    As someone who lives in the area being impacted by this diaster, I asked a few other people how they felt about the points brought up here…whether or not they feft BP should have engaged social media more quickly in addressing this diaster.

    The overwhelming response I got, and granted this was a very limited number of people I asked, gave the same response that I felt. It was a resounding NO.

    The reason being that by engaging through sites like Twitter and FaceBook it seemed to trivialize the impact of this diaster. Social networks connotate “social”….this is not a “social” event for those being impacted.

    Granted, that type of response may well not come across so strong if this diaster had happened somewhere else. It may have, but I suppose maybe not. But Katrina still lingers for most in this area. People have lived through the “marketing” and “spin” of a diaster. Theyh learned many lessons from the response (or lack of) from Katrina and those lessons have not been forgotten. Now they face yet another diaster that not only ecological but threatens their livlihoods and way of life (a very deep-seated feeling for many here).

    They have no interest in what is obviously “marketing” by those involved. All they are really interested in what the problems and how can they be addressed. They want to know that all parties responsible are throwing ALL resources into taking care of the problem. So while BP is indeed a large company and can probably spare someone to post on FB and Twitter the likely perception down here would be “why are they wasting their time on that..it’s just CYA’ing…if they say they are throwing all their resources to the problem then they should be doing that”.

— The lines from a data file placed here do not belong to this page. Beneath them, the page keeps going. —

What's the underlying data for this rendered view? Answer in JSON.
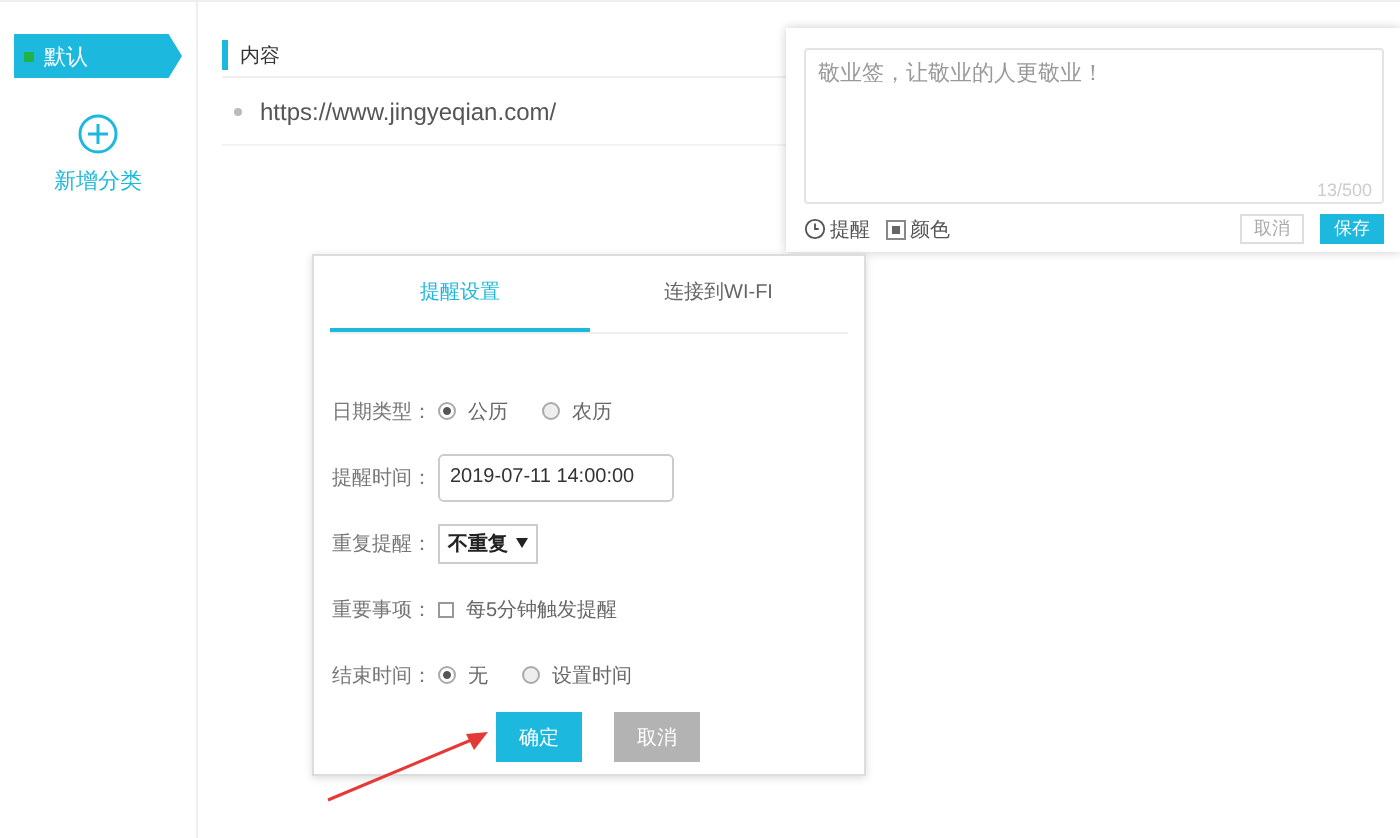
{
  "sidebar": {
    "categories": [
      {
        "label": "默认",
        "selected": true
      }
    ],
    "add_label": "新增分类"
  },
  "content": {
    "header": "内容",
    "items": [
      "https://www.jingyeqian.com/"
    ]
  },
  "note_editor": {
    "placeholder": "敬业签，让敬业的人更敬业！",
    "counter": "13/500",
    "tools": [
      {
        "kind": "reminder",
        "label": "提醒"
      },
      {
        "kind": "color",
        "label": "颜色"
      }
    ],
    "buttons": [
      {
        "kind": "secondary",
        "label": "取消"
      },
      {
        "kind": "primary",
        "label": "保存"
      }
    ]
  },
  "reminder_dialog": {
    "tabs": [
      {
        "label": "提醒设置",
        "selected": true
      },
      {
        "label": "连接到WI-FI",
        "selected": false
      }
    ],
    "rows": [
      {
        "kind": "radio",
        "label": "日期类型：",
        "options": [
          {
            "label": "公历",
            "selected": true
          },
          {
            "label": "农历",
            "selected": false
          }
        ]
      },
      {
        "kind": "input",
        "label": "提醒时间：",
        "value": "2019-07-11 14:00:00"
      },
      {
        "kind": "select",
        "label": "重复提醒：",
        "value": "不重复"
      },
      {
        "kind": "checkbox",
        "label": "重要事项：",
        "option": "每5分钟触发提醒",
        "checked": false
      },
      {
        "kind": "radio",
        "label": "结束时间：",
        "options": [
          {
            "label": "无",
            "selected": true
          },
          {
            "label": "设置时间",
            "selected": false
          }
        ]
      }
    ],
    "buttons": [
      {
        "kind": "primary",
        "label": "确定"
      },
      {
        "kind": "disabled",
        "label": "取消"
      }
    ]
  }
}
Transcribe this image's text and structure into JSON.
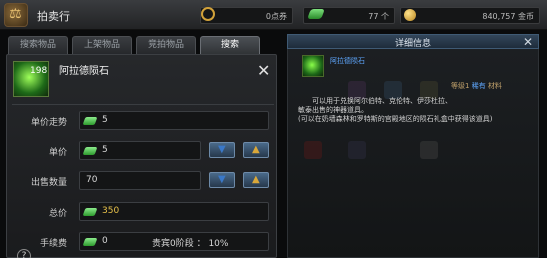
{
  "app": {
    "title": "拍卖行"
  },
  "currency": {
    "points": "0点券",
    "gems": "77 个",
    "gold": "840,757 金币"
  },
  "tabs": [
    {
      "label": "搜索物品",
      "active": false
    },
    {
      "label": "上架物品",
      "active": false
    },
    {
      "label": "竞拍物品",
      "active": false
    },
    {
      "label": "搜索",
      "active": true
    }
  ],
  "listing": {
    "item_name": "阿拉德陨石",
    "item_count": "198",
    "close_symbol": "✕",
    "unit_trend_label": "单价走势",
    "unit_trend_value": "5",
    "unit_price_label": "单价",
    "unit_price_value": "5",
    "quantity_label": "出售数量",
    "quantity_value": "70",
    "total_label": "总价",
    "total_value": "350",
    "fee_label": "手续费",
    "fee_value": "0",
    "fee_tier": "贵宾0阶段 ： 10%",
    "help_symbol": "?"
  },
  "details": {
    "title": "详细信息",
    "close_symbol": "✕",
    "item_name": "阿拉德陨石",
    "level_prefix": "等级1",
    "level_rarity": "稀有",
    "level_type": "材料",
    "description": [
      "可以用于兑换阿尔伯特、克伦特、伊莎杜拉、",
      "敏泰出售的神器道具。",
      "(可以在奶墙森林和罗特斯的宫殿地区的陨石礼盒中获得该道具)"
    ]
  },
  "colors": {
    "accent_blue": "#5fa8ff",
    "total_gold": "#e8c24a",
    "gem_green": "#2d9a2d"
  }
}
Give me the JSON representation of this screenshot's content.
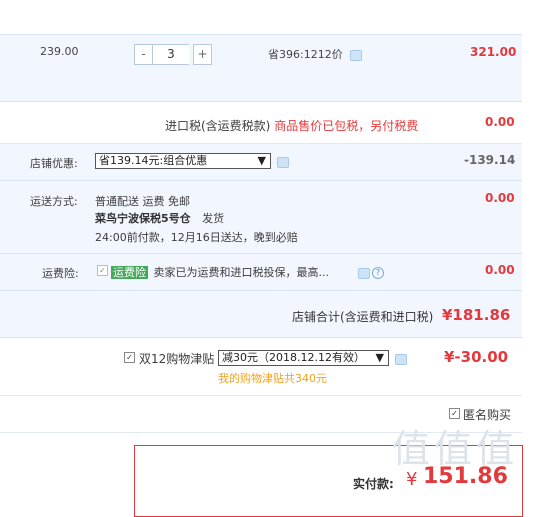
{
  "item": {
    "unit_price": "239.00",
    "quantity": "3",
    "minus": "-",
    "plus": "+",
    "save_note": "省396:1212价",
    "subtotal": "321.00"
  },
  "import_tax": {
    "label": "进口税(含运费税款)",
    "note": "商品售价已包税，另付税费",
    "value": "0.00"
  },
  "store_discount": {
    "label": "店铺优惠:",
    "selected": "省139.14元:组合优惠",
    "value": "-139.14"
  },
  "shipping": {
    "label": "运送方式:",
    "method": "普通配送 运费 免邮",
    "warehouse": "菜鸟宁波保税5号仓",
    "warehouse_suffix": "发货",
    "timing": "24:00前付款，12月16日送达，晚到必赔",
    "value": "0.00"
  },
  "shipping_insurance": {
    "label": "运费险:",
    "tag": "运费险",
    "text": "卖家已为运费和进口税投保，最高...",
    "value": "0.00"
  },
  "store_total": {
    "label": "店铺合计(含运费和进口税)",
    "value": "¥181.86"
  },
  "subsidy": {
    "label": "双12购物津贴",
    "selected": "减30元（2018.12.12有效）",
    "available": "我的购物津贴共340元",
    "value": "¥-30.00"
  },
  "anonymous": {
    "label": "匿名购买"
  },
  "payment": {
    "label": "实付款:",
    "currency": "¥",
    "amount": "151.86"
  },
  "watermark": "值 值 值",
  "colors": {
    "accent_red": "#e4393c",
    "panel_bg": "#f2f7ff",
    "subsidy_orange": "#f0a21f"
  }
}
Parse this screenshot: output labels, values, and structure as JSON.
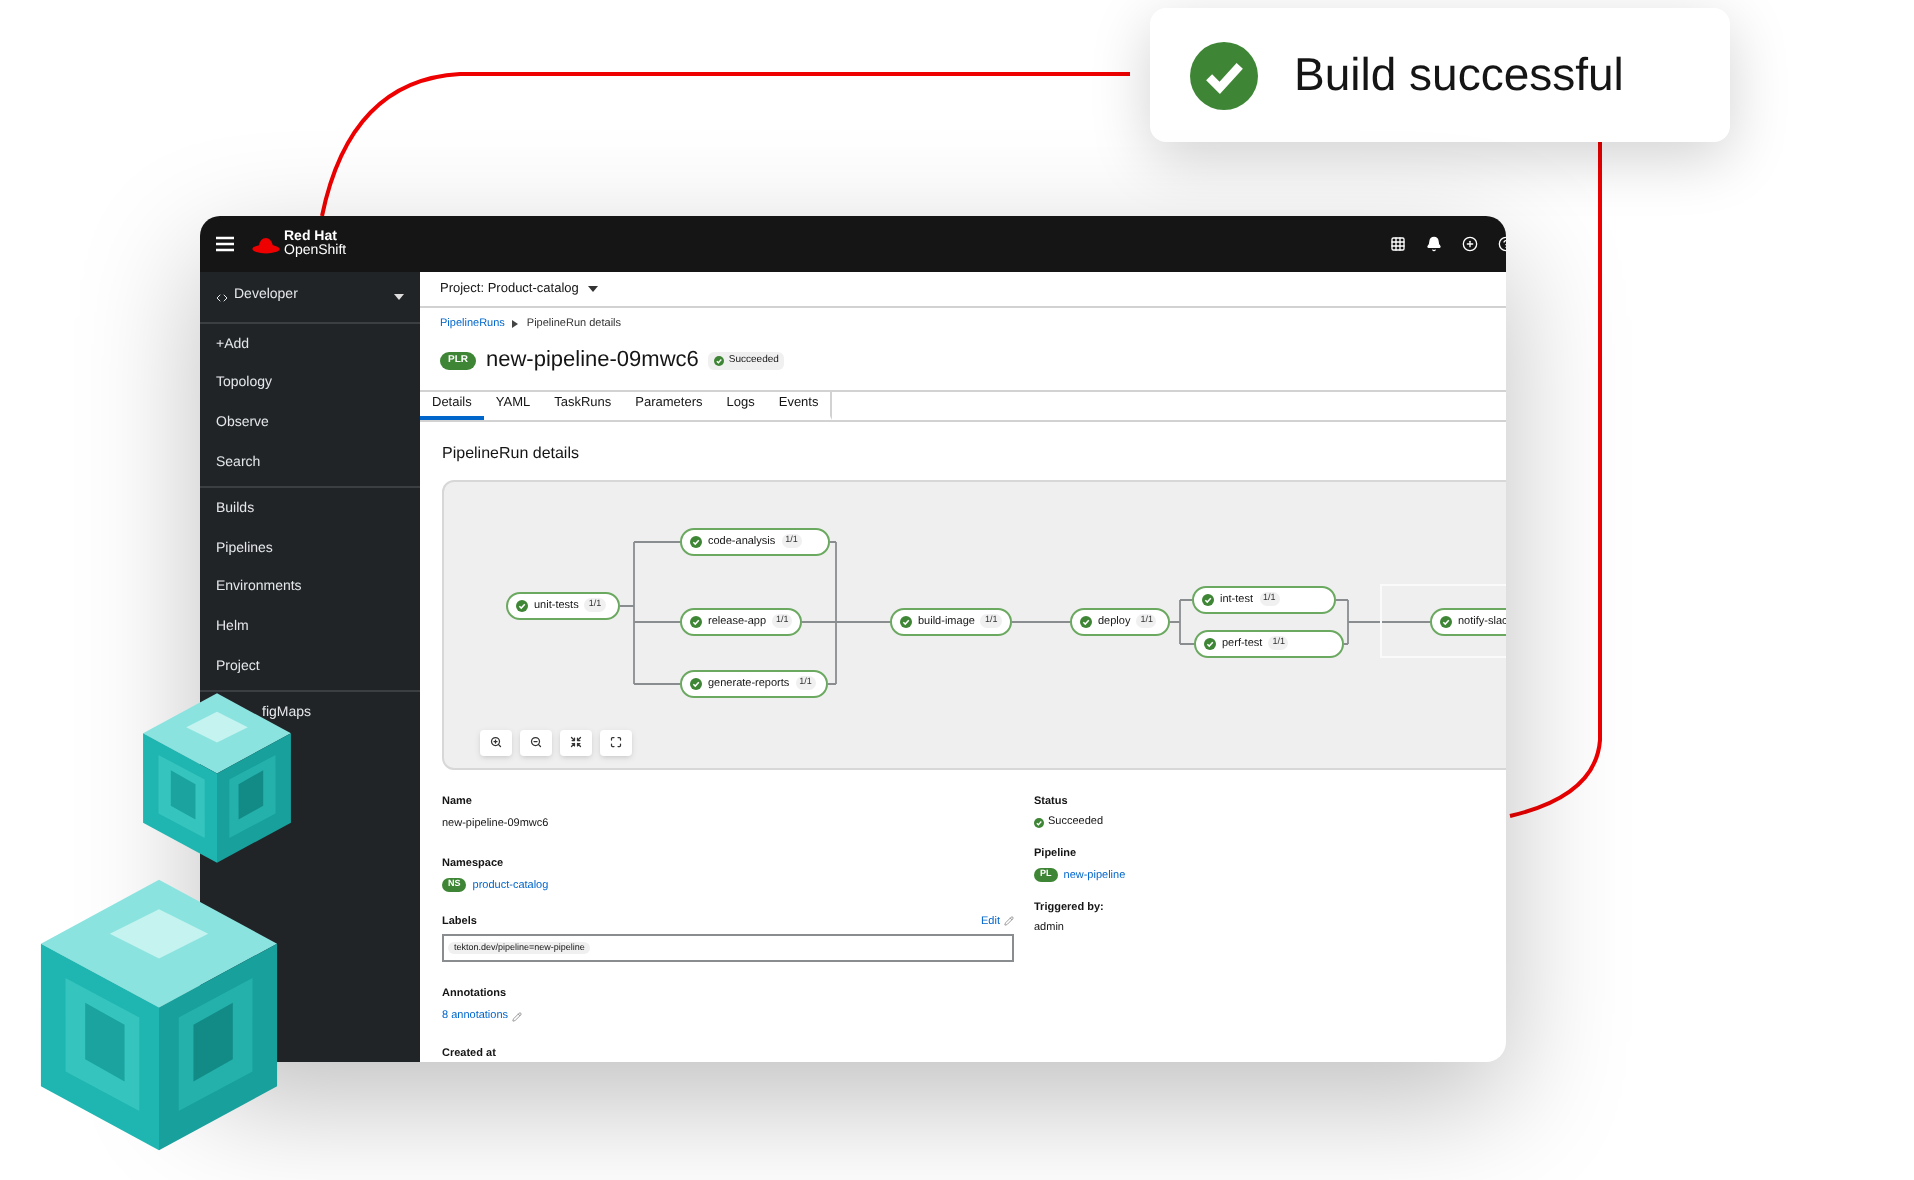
{
  "toast": {
    "message": "Build successful"
  },
  "masthead": {
    "brand_top": "Red Hat",
    "brand_bottom": "OpenShift"
  },
  "sidebar": {
    "perspective": "Developer",
    "sections": [
      {
        "items": [
          "+Add",
          "Topology",
          "Observe",
          "Search"
        ]
      },
      {
        "items": [
          "Builds",
          "Pipelines",
          "Environments",
          "Helm",
          "Project"
        ]
      },
      {
        "items": [
          "figMaps"
        ]
      }
    ]
  },
  "project_bar": {
    "label": "Project: Product-catalog"
  },
  "breadcrumb": [
    {
      "label": "PipelineRuns",
      "kind": "link"
    },
    {
      "label": "PipelineRun details",
      "kind": "current"
    }
  ],
  "title": {
    "badge": "PLR",
    "name": "new-pipeline-09mwc6",
    "status": "Succeeded"
  },
  "tabs": [
    {
      "label": "Details",
      "selected": true
    },
    {
      "label": "YAML",
      "selected": false
    },
    {
      "label": "TaskRuns",
      "selected": false
    },
    {
      "label": "Parameters",
      "selected": false
    },
    {
      "label": "Logs",
      "selected": false
    },
    {
      "label": "Events",
      "selected": false
    }
  ],
  "section_title": "PipelineRun details",
  "graph": {
    "nodes": [
      {
        "name": "unit-tests",
        "count": "1/1",
        "succeeded": true
      },
      {
        "name": "code-analysis",
        "count": "1/1",
        "succeeded": true
      },
      {
        "name": "release-app",
        "count": "1/1",
        "succeeded": true
      },
      {
        "name": "generate-reports",
        "count": "1/1",
        "succeeded": true
      },
      {
        "name": "build-image",
        "count": "1/1",
        "succeeded": true
      },
      {
        "name": "deploy",
        "count": "1/1",
        "succeeded": true
      },
      {
        "name": "int-test",
        "count": "1/1",
        "succeeded": true
      },
      {
        "name": "perf-test",
        "count": "1/1",
        "succeeded": true
      },
      {
        "name": "notify-slac",
        "succeeded": true
      }
    ]
  },
  "details": {
    "name": {
      "label": "Name",
      "value": "new-pipeline-09mwc6"
    },
    "namespace": {
      "label": "Namespace",
      "badge": "NS",
      "value": "product-catalog"
    },
    "labels": {
      "label": "Labels",
      "edit": "Edit",
      "chips": [
        "tekton.dev/pipeline=new-pipeline"
      ]
    },
    "annotations": {
      "label": "Annotations",
      "value": "8 annotations"
    },
    "created": {
      "label": "Created at"
    },
    "status": {
      "label": "Status",
      "value": "Succeeded"
    },
    "pipeline": {
      "label": "Pipeline",
      "badge": "PL",
      "value": "new-pipeline"
    },
    "triggered": {
      "label": "Triggered by:",
      "value": "admin"
    }
  }
}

    I’ve been following this diaster on a daily basis and I have yet to seek out a social network to get any news about it. I went to that Deep Horizon page (deepwater horizon is the owner of the oil rig) and it did not hit me in a favorable way at all. They lost public relations points with at least me. Actually I found it offensive. It’s tone and theme are more appropriate to fans following their favorite celebrity and TV show. I don’t need nor want to see how many “fans” Deepwater Horizon Response has. There is very good content on that site which is appropriate for the situation such as the Plans and Volunteers. But the theme of the site misses the mark by a mile. This is not a social event, it is a diaster that has cost lives and threatens our top three economic resources: oil production, seafood industry and tourism. It lacks a certain degree of gravity that should be expressed.

    I think a lesson to be learned by marketers by the BP incident is to know your audience. Not all channels to reach the masses are appropriate for every situation.

    At the end of the day, BP will not win the court of public opinion by whether or not they have a FB page or Twittering condolences. They will make it through by taking responsibility for this diaster and doing everything humanly possible to minimize the impact.

  2. Barry Silverstein says:

    Thanks for your well-expressed comments, Kellie. Your perspective is especially meaningful coming from the area affected by the oil spill.

    I agree that the focus should be on BP's response and actions, not necessarily their use of social media.

    I do think, however, that if companies are visionary enough to leverage social media as a serious communications channel, they can get ahead of the curve of public opinion and be perceived as involved and concerned.

  3. sheryl chamerlain says:

    I wonder if a site explosion would place enough debris over the spout and stop the oil?

  4. Herman says:

    Pinpointing BP’s Pitfalls: Eight Ways to Reconnect After a Disaster

    Read the full article here: http://www.connectture.com/pa-393.aspx